By Lizbeth Diaz and Jose Luis Gonzalez
TIJUANA/CIUDAD JUAREZ, Mexico (Reuters) -There were fewer crossings at the Mexico-United States border than expected on Monday as it reopened to non-essential travel following a 20-month closure due to the COVID-19 pandemic, with many residents staying home to avoid potential chaos.
Officials in the Mexican border city of Tijuana said people did not make the most of restrictions being lifted along the 2,000-mile (3,200-km) border lest they get caught in traffic.
“In the morning, there was no line,” Tijuana resident Claudia Hernandez said as she prepared to enter the United States to go shopping ahead of the Thanksgiving holiday next week.
“Next week we’ll see the massive lines that always form.”
Javier Delgado, a Tijuana transport official, said there were was about 35% less traffic than expected on the city’s border with San Diego, one of the busiest in the world.
On Sunday, hundreds of cars had formed lines stretching back kilometers from Tijuana, fueling fears the reopening could become a problem. But traffic advanced steadily.
In the Mexican city of Ciudad Juarez opposite El Paso, Texas, about 20 people lined up early on Monday before crossing and embracing family on the other side of the border.
“We thought they were going to tell us again they had decided not to open it,” said Lorena Hernandez, stroking her grown-up daughter’s hair and smiling broadly after they were reunited in El Paso for the first time since March 2020. “I said: If they don’t reopen, I’m going to take a plane.”
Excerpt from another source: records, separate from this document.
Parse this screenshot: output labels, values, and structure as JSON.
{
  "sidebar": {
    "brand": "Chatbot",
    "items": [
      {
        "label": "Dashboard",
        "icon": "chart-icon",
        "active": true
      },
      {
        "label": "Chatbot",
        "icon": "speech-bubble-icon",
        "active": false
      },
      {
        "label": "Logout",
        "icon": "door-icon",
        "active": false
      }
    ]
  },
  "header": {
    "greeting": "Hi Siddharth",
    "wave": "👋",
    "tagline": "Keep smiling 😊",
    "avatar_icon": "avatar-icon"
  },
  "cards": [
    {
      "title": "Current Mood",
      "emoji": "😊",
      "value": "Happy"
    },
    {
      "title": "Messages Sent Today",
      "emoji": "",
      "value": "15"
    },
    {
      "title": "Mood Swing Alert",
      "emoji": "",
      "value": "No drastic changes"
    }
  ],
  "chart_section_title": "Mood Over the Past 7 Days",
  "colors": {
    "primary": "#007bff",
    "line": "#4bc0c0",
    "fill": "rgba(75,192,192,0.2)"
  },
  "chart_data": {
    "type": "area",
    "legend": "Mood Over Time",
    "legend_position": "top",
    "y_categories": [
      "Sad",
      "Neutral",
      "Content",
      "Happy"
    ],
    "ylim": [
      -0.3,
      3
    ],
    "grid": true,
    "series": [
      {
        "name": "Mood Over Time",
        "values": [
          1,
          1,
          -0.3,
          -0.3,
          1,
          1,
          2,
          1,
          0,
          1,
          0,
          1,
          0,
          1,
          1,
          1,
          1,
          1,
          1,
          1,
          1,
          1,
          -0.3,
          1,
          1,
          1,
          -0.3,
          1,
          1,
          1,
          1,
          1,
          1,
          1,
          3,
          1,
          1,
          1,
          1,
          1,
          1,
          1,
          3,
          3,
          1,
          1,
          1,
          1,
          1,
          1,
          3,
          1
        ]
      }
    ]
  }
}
Still, differing rules over coronavirus vaccines threaten to hold up other family reunions, while the prospect of some curbs easing has also encouraged migrants to try their luck seeking U.S. asylum, posing a new test for the Biden administration.
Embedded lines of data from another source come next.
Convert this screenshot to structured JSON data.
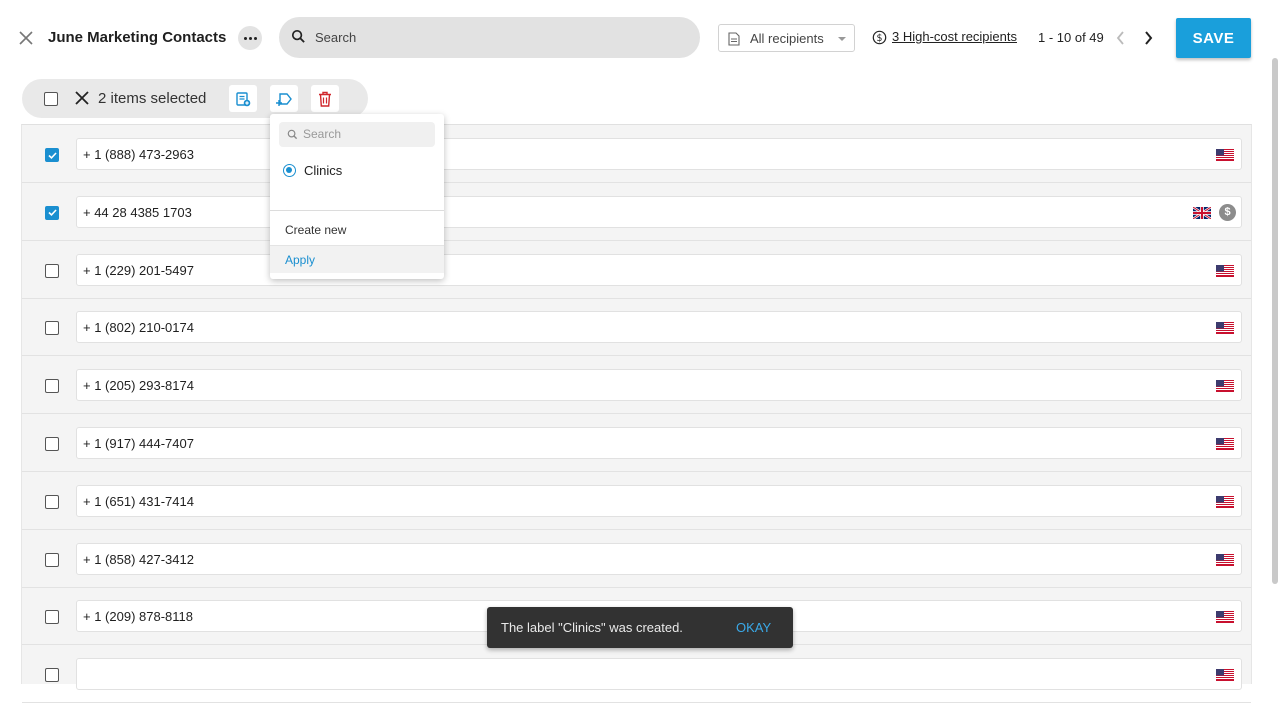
{
  "header": {
    "title": "June Marketing Contacts",
    "search_placeholder": "Search",
    "recipients_filter": "All recipients",
    "high_cost_link": "3 High-cost recipients",
    "pagination": "1 - 10 of 49",
    "save_label": "SAVE"
  },
  "selection": {
    "count_label": "2 items selected"
  },
  "dropdown": {
    "search_placeholder": "Search",
    "options": [
      {
        "label": "Clinics",
        "selected": true
      }
    ],
    "create_label": "Create new",
    "apply_label": "Apply"
  },
  "rows": [
    {
      "phone": "+ 1 (888) 473-2963",
      "checked": true,
      "flag": "us",
      "high_cost": false
    },
    {
      "phone": "+ 44 28 4385 1703",
      "checked": true,
      "flag": "uk",
      "high_cost": true
    },
    {
      "phone": "+ 1 (229) 201-5497",
      "checked": false,
      "flag": "us",
      "high_cost": false
    },
    {
      "phone": "+ 1 (802) 210-0174",
      "checked": false,
      "flag": "us",
      "high_cost": false
    },
    {
      "phone": "+ 1 (205) 293-8174",
      "checked": false,
      "flag": "us",
      "high_cost": false
    },
    {
      "phone": "+ 1 (917) 444-7407",
      "checked": false,
      "flag": "us",
      "high_cost": false
    },
    {
      "phone": "+ 1 (651) 431-7414",
      "checked": false,
      "flag": "us",
      "high_cost": false
    },
    {
      "phone": "+ 1 (858) 427-3412",
      "checked": false,
      "flag": "us",
      "high_cost": false
    },
    {
      "phone": "+ 1 (209) 878-8118",
      "checked": false,
      "flag": "us",
      "high_cost": false
    },
    {
      "phone": "",
      "checked": false,
      "flag": "us",
      "high_cost": false
    }
  ],
  "toast": {
    "message": "The label \"Clinics\" was created.",
    "action": "OKAY"
  },
  "colors": {
    "accent": "#1a9fdb",
    "checkbox_checked": "#1a8fd0",
    "delete_red": "#d0262c",
    "toast_bg": "#323232",
    "toast_action": "#3aa9e8"
  }
}
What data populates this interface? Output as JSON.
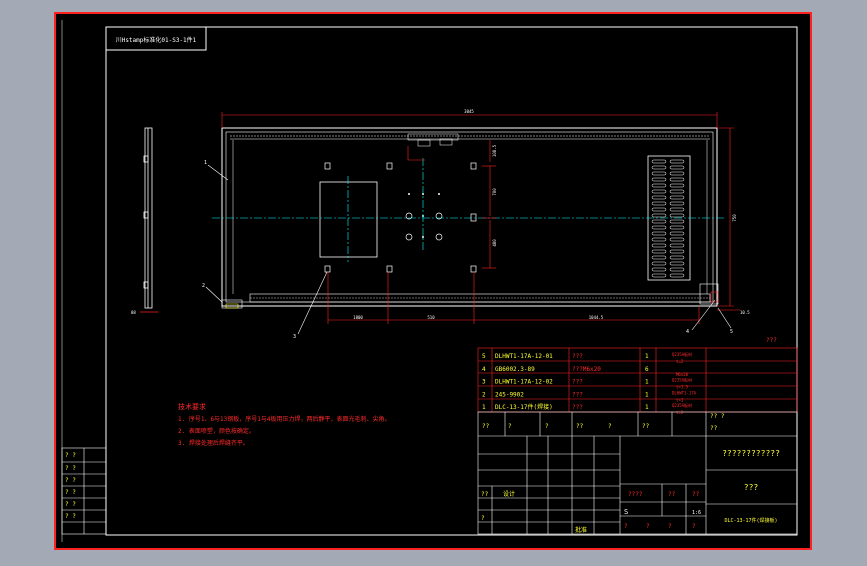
{
  "top_stamp": "川Hstamp标准化01-S3-1件1",
  "dims": {
    "overall_width": "3045",
    "seg_a": "1800",
    "seg_b": "510",
    "seg_c": "1044.5",
    "right_small": "10.5",
    "height": "750",
    "v1": "108.5",
    "v2": "700",
    "v3": "480",
    "left_small": "88"
  },
  "leaders": [
    "1",
    "2",
    "3",
    "4",
    "5"
  ],
  "notes": {
    "title": "技术要求",
    "lines": [
      "1. 序号1、6与13钢板，序号1与4板用压力焊，两后静平，表面光毛刺、尖角。",
      "2. 表面喷塑，颜色按确定。",
      "3. 焊接处理后焊缝齐平。"
    ]
  },
  "bom": {
    "rows": [
      {
        "no": "5",
        "code": "DLHWT1-17A-12-01",
        "name": "???",
        "qty": "1",
        "tag": "Q235A板材",
        "sub": "t=2"
      },
      {
        "no": "4",
        "code": "GB6002.3-89",
        "name": "???M6x20",
        "qty": "6",
        "tag": "",
        "sub": "M6x20"
      },
      {
        "no": "3",
        "code": "DLHWT1-17A-12-02",
        "name": "???",
        "qty": "1",
        "tag": "Q235A板材",
        "sub": "t=1.5"
      },
      {
        "no": "2",
        "code": "245-9902",
        "name": "???",
        "qty": "1",
        "tag": "DLHWT1-17A",
        "sub": "t=1"
      },
      {
        "no": "1",
        "code": "DLC-13-17件(焊接)",
        "name": "???",
        "qty": "1",
        "tag": "Q235A板材",
        "sub": "t=2"
      }
    ],
    "header": [
      "??",
      "?",
      "?",
      "??",
      "?",
      "??",
      "?? ?",
      "??"
    ]
  },
  "title_block": {
    "corner": "???",
    "company": "????????????",
    "part_name": "???",
    "drawing_no": "DLC-13-17件(焊接板)",
    "scale": "1:6",
    "stamp_a": "????",
    "stamp_b": "??",
    "stamp_c": "??",
    "design": "设计",
    "approve": "批准",
    "sheet_s": "S",
    "sheet_q": [
      "?",
      "?",
      "?",
      "?"
    ],
    "side_labels": [
      "??",
      "?",
      "?"
    ],
    "rows_left": [
      "??",
      "?"
    ]
  },
  "left_strip": [
    "? ?",
    "? ?",
    "? ?",
    "? ?",
    "? ?",
    "? ?"
  ],
  "colors": {
    "background": "#000000",
    "outer_gray": "#a3aab6",
    "frame": "#ffffff",
    "cad_red": "#ff2a2a",
    "cad_green": "#00ff55",
    "cad_yellow": "#ffff33",
    "cad_cyan": "#00ffff",
    "cad_magenta": "#ff33ff"
  }
}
Some inoculated Mexicans will not be able to enter the United States immediately if they received vaccines in Mexico that have not been approved by the World Health Organization, such as China’s CanSino and Russia’s Sputnik V.
“I never imagined that because I got the CanSino vaccine I wouldn’t be able to cross,” lamented Donato Suarez, a driver at a private university in Tijuana who had hoped to visit relatives in the United States he has not seen for nearly two years.
“We even had plans to do something when the border reopened,” he added, noting around 300 people where he works are in the same predicament. “We’ll have to wait.”
(Reporting by Lizbeth Diaz; Editing by Michael Perry and Jonathan Oatis)